I highly recommend serving yourself this marvelous experience over multiple sessions of multiple hours. You will not want to keep playing. Do not wimp out. Stick with it. Remember: low-SE people have this experience (or experiences close to it) with games all the time. They have had to learn how to be okay with their own failure. But of course no one enjoys failure.

You might find, while going through this unpleasant gauntlet, that your ego wants to find ways to explain away your failures. I could learn to be that good if I really wanted to! The game is unfair. The other players are cheating. Etc. This is good! If you have this experience, it is an indication that your own self-image is at least partially constructed around taking pride in your own self-efficacy. No doubt, you deserve it.

Of course, there is always someone out there who is better than you.
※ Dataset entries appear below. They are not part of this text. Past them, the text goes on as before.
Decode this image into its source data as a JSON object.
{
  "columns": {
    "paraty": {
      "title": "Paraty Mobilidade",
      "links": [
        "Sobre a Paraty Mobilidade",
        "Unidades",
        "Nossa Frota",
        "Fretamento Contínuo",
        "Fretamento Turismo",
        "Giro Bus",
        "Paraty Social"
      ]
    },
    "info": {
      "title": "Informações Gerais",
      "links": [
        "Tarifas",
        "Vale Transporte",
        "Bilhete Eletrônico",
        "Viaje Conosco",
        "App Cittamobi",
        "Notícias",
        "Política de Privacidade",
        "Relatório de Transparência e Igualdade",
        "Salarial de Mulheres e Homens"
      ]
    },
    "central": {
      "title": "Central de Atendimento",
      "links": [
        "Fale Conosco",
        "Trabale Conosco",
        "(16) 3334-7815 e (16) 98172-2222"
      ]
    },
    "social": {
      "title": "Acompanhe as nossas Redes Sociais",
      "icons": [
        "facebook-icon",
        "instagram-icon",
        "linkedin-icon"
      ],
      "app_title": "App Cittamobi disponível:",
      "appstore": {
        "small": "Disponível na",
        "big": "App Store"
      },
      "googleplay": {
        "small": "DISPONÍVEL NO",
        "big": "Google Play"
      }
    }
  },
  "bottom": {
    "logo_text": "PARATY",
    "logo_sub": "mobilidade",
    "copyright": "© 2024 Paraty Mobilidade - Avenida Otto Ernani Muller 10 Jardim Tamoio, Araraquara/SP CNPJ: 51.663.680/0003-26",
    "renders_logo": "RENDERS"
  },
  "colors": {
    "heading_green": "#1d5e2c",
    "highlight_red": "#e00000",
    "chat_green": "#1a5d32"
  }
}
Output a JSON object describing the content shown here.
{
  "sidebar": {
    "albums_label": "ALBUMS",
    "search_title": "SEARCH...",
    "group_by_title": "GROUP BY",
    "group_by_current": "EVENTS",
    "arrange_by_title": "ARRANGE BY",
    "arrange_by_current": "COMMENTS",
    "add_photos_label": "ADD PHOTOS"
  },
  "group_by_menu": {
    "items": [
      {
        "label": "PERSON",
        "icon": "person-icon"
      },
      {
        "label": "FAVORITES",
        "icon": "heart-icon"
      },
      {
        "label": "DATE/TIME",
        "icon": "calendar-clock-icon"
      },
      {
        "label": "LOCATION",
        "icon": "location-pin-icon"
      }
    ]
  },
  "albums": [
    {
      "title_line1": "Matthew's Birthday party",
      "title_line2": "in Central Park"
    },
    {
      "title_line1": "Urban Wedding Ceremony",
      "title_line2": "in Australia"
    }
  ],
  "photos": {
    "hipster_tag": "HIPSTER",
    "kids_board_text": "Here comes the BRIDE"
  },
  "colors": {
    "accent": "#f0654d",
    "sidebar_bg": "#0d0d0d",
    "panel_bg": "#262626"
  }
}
The difference between a low-SE person and a high-SE person is how many players out there are in that “better” category—but the experience is the same.

Focus on overcoming the need to define yourself as ‘better than’, and focus instead on the experience of ‘being at your level’. For, this is precisely what low-SE players do, all the time.

Developing Empathy: Low-SE for High-SE

If you are a low-SE player and you want to develop empathy for high-SE players, do the following:

  1. Find something in your life that you can excel at – the level of excellence doesn’t need to be ‘world class’. It just needs to be something you feel directly competent at. It can be anything.
  2. Do that thing.
  3. While doing that, focus on noticing the varied list of skills needed to overcome the complex interactions necessary to pull off whatever it is. There’s skill in everything – often, we have internalized the skills needed to succeed, making our success seem unimportant or less ‘skillful’. Convert those unconscious skills into conscious ones.
  4. If it is helpful for you, list those skills out. If it is not, at least develop a more complete awareness of the various cool things you are doing to succeed at this task.
  5. Take genuine pride in having those skills. It may sound strange to you, or even vaguely uncomfortable. But this is the key. This is the experience of Self-Efficacy: personal identification with your own successes.

It is actually completely okay to just fake it here, by the way. The act of attempting to imagine all of this, even if you don’t fully accomplish the act of identification, will produce better results in most cases than not doing it at all.

During this exercise, focus on understanding the experience of pride in success as not requiring other people’s failure. That is not a part of this facet (this part of motivation comes later, in Competitiveness). High-SE people simply enjoy the fact that they can do what they set out to do. Although some will like to rub this fact in other people’s face, that is not a necessary part of this facet.